Why I married my husband

One of my earliest and most relentless nightmares emerged when I was a little girl…when other little girls were dreaming of their “prince charming” I was having a nightmare of walking down the aisle and not knowing who the groom was. When I woke I would be covered in sweat and terrified.
I did know my grandmother was a “mail order” bride and my mother had an “arranged marriage”. All this very traditional and acceptable in Japanese society, but I also knew that my Mom was in love with someone other than my father.

When Pearl Harbor happened and WWII was now an American concern, my mother was just a teenager gathered up along with the rest of her family and the rest of her Japanese community and shipped off to Poston, Arizona (concentration camp)… There she met others from all over the country.
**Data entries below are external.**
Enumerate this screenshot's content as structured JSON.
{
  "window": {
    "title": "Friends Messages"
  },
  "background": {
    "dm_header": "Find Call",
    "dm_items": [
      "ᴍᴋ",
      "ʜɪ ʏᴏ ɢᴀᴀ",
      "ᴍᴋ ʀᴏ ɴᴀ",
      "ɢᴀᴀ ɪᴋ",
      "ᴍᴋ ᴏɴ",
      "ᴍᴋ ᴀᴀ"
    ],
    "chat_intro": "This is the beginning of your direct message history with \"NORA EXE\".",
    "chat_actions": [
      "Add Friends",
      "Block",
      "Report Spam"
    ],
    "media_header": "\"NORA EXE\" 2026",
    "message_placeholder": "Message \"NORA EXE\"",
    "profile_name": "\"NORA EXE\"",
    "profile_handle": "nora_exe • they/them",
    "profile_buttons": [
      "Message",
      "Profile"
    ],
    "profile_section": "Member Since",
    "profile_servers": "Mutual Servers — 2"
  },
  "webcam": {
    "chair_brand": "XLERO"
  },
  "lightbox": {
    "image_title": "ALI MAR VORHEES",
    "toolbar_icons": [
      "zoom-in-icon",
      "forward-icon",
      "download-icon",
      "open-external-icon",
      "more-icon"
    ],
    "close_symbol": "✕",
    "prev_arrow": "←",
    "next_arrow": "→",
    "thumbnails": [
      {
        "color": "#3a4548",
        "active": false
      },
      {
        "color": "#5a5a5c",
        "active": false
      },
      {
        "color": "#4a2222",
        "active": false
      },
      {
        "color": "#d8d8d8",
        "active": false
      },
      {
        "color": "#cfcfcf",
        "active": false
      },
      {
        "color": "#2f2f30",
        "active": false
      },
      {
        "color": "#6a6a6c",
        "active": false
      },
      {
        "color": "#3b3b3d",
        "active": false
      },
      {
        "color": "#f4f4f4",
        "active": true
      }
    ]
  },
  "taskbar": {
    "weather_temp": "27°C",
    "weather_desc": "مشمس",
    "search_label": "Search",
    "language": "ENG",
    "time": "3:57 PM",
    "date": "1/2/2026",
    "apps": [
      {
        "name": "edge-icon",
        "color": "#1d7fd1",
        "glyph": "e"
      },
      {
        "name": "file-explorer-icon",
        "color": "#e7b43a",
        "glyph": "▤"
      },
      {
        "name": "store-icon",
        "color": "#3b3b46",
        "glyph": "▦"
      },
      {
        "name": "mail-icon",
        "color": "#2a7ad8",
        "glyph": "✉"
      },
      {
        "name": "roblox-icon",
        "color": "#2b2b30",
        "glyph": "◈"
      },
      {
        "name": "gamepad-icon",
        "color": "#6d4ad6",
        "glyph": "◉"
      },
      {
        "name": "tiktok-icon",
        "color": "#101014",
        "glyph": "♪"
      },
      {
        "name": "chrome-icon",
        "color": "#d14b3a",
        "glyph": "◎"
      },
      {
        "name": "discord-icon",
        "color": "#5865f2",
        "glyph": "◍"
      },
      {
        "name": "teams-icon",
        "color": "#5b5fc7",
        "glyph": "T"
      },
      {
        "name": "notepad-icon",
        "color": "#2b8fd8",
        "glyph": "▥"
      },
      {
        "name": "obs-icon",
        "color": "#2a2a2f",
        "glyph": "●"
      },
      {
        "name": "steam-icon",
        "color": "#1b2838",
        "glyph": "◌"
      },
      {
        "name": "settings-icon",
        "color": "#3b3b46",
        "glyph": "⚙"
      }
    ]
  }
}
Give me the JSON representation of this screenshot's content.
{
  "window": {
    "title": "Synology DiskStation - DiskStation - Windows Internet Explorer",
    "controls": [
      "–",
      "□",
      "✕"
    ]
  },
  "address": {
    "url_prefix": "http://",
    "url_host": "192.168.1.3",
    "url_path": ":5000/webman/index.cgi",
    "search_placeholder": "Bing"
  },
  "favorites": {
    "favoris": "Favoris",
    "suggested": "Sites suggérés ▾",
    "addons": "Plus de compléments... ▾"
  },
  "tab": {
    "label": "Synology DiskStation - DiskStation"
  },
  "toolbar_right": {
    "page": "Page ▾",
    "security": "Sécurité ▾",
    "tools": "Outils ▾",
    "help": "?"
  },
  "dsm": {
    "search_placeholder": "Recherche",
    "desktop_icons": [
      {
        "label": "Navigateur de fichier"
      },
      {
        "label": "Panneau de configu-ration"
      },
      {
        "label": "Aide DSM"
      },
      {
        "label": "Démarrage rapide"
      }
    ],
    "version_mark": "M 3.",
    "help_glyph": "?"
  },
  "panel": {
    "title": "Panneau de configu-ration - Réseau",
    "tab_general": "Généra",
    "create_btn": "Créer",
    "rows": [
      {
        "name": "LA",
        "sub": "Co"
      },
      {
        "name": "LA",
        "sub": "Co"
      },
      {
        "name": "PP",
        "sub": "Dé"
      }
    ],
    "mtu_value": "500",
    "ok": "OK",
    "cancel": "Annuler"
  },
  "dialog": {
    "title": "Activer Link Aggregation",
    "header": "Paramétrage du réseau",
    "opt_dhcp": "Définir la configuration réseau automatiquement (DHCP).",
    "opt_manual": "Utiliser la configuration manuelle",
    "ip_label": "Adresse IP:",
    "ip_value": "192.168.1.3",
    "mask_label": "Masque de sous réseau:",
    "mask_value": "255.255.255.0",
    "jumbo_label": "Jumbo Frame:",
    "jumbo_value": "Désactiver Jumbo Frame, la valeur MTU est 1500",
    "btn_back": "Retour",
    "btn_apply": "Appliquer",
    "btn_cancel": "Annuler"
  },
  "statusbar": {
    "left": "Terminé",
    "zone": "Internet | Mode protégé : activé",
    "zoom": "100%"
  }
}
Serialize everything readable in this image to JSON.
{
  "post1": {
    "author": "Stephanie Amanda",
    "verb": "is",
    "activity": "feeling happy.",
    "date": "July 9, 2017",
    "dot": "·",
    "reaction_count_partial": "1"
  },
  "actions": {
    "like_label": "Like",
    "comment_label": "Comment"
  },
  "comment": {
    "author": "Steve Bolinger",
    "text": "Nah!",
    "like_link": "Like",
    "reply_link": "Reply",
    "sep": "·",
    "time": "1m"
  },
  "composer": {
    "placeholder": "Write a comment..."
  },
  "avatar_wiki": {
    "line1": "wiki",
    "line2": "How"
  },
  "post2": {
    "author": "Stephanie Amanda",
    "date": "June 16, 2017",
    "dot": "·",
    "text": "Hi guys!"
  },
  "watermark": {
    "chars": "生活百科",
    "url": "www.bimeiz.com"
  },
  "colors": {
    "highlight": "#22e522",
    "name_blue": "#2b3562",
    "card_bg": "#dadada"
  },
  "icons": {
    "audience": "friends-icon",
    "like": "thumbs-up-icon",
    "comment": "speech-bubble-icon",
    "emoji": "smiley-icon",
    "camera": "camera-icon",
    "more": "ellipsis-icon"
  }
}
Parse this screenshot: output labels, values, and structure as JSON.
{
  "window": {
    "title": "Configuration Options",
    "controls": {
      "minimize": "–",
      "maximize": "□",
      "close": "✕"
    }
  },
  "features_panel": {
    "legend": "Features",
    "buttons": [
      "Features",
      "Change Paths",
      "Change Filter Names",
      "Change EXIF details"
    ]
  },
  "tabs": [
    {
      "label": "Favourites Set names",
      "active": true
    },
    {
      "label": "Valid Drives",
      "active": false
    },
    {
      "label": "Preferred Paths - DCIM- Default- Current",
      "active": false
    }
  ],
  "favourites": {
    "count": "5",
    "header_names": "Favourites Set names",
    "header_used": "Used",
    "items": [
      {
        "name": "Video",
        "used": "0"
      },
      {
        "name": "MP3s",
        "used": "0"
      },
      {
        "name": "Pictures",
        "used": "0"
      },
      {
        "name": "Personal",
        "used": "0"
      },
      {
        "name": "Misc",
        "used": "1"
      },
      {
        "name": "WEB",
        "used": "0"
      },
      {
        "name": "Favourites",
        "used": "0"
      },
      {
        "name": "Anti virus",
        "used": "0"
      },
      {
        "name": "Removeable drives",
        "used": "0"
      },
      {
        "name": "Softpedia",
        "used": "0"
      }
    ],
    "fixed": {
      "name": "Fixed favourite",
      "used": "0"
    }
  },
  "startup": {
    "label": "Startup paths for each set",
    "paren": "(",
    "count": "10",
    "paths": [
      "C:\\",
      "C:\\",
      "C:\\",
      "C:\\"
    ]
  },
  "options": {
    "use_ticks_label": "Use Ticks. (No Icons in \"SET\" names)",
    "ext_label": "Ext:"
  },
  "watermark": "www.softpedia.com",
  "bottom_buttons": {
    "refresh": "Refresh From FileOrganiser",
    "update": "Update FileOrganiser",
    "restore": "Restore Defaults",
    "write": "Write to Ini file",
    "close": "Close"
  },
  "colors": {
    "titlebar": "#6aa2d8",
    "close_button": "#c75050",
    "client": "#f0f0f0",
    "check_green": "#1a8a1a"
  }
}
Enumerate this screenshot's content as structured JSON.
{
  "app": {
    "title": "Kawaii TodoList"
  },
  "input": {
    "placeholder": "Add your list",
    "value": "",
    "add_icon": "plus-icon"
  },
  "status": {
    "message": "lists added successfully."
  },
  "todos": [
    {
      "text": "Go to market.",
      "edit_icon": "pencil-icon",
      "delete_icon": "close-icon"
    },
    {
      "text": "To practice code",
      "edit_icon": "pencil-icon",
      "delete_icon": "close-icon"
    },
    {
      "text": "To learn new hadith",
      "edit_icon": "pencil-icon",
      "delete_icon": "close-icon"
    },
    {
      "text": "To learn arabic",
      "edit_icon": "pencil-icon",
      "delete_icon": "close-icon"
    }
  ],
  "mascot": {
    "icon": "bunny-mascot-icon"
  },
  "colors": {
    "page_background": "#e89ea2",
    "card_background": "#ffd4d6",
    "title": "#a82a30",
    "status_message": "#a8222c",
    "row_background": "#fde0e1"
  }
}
The young American-born Japanese still had hope, but their older generations were terrified, they thought they would be shot. Amongst all the shock and chaos of being uprooted from their homes, some sense of calm and purpose came to them. They would endure and organize themselves.

Mom had met a young man from the camp. She would never use the word “love” to describe it…that would not be “appropriate”. But when Mom came to marriageable age in camp, this boy from the camp was not suitable because he was not well educated. My dad was approved because he had been to university in Japan and was a professional writer before he returned to America. Though my mom had the right to refuse my grandparents choice she couldn’t go against tradition.

When I was rummaging through some old pictures, I found the picture of my mom that was given to my dad for his approval of marriage. She was dressed in my Grandmother’s beautiful silk kimono and obi that was her wedding dress. She looked sad and resigned to her fate. I sometimes wonder if when she was taking that picture she thought that if she looked forlorn enough dad would not want to marry her.

Mom and the “ boy from camp” remained “friends” for the rest of their lives. When airfare was not cheap and not the usual mode of transportation, mom’s friend would visit (with his wife) every year from Chicago. Dad would be more gregarious, friendly and drink a lot more when they were here…when they left a huge cloud of silence…dad going back to reading in his chair and ignoring us (as usual)… mom would be quiet and reflective amongst us kids who would play and fight wondering what was going on… then BOOOOOMMMM! …My mom and dad would start fighting in Japanese…boy is that scary when you’re young.

When I was going to college, I remember my mom calling me from out of the blue (very unusual)…she wanted me to take some time off and go with her via bus or plane to Chicago (very,very unusual)…I was in the middle of finals so I couldn’t go. A week or so later she called me again…this time she wanted to leave Dad!!!!… and live with me!!! Now this was very unusual… to tell you the truth, the thought of her leaving dad was not the shocker (what took her so long)…but for her to live with me meant I would have to tell her that I was what she would call a “loose woman”…I told her that I had to go to class but that if she was serious I would have to talk to her and pick her up after classes. By the time I called back she had changed her mind and I had missed my opportunity to be closer to my mom.

A few months later, she had become very depressed to such an extent even my father noticed and started to treat her more gently…doing small little chores to help her out…dare I say, “thoughtful”. Later I found out that that “boy from camp” had gotten sick and died leaving a wife, 2 grown sons, and a very good “friend”…
Most of my adult life I had felt the pressure to marry within my race and with approval from my parents. That “loose woman” statis I mentioned before, was due to me dating men not of my race. Maybe with all I knew of the women in my family, I wanted to marry for love. John was not my “first love” but he was my last. When I had to think serious about the wedding details, the question of the wedding dress came up. I did for a moment think that I would ask Dad for mom’s wedding kimono, but then I thought I needed to symbolically break some very old traditional “chains”. The wedding kimono and obi that my grandmother’s family must have sacrificed so much to give her…the wedding dress that my grandmother gave to my mother in love…having to cloak her love in tradition…never able to speak the word…and the wedding dress my mom wasn’t able to see me wear because of this nightmare I still carried like baggage…

When I married John, I wore a red sheath I designed myself, with an antique kimono jacket that held no family traditions to bind me…we walked down the aisle together giving ourselves away to each other…I knew who I was marrying…and the nightmares ended.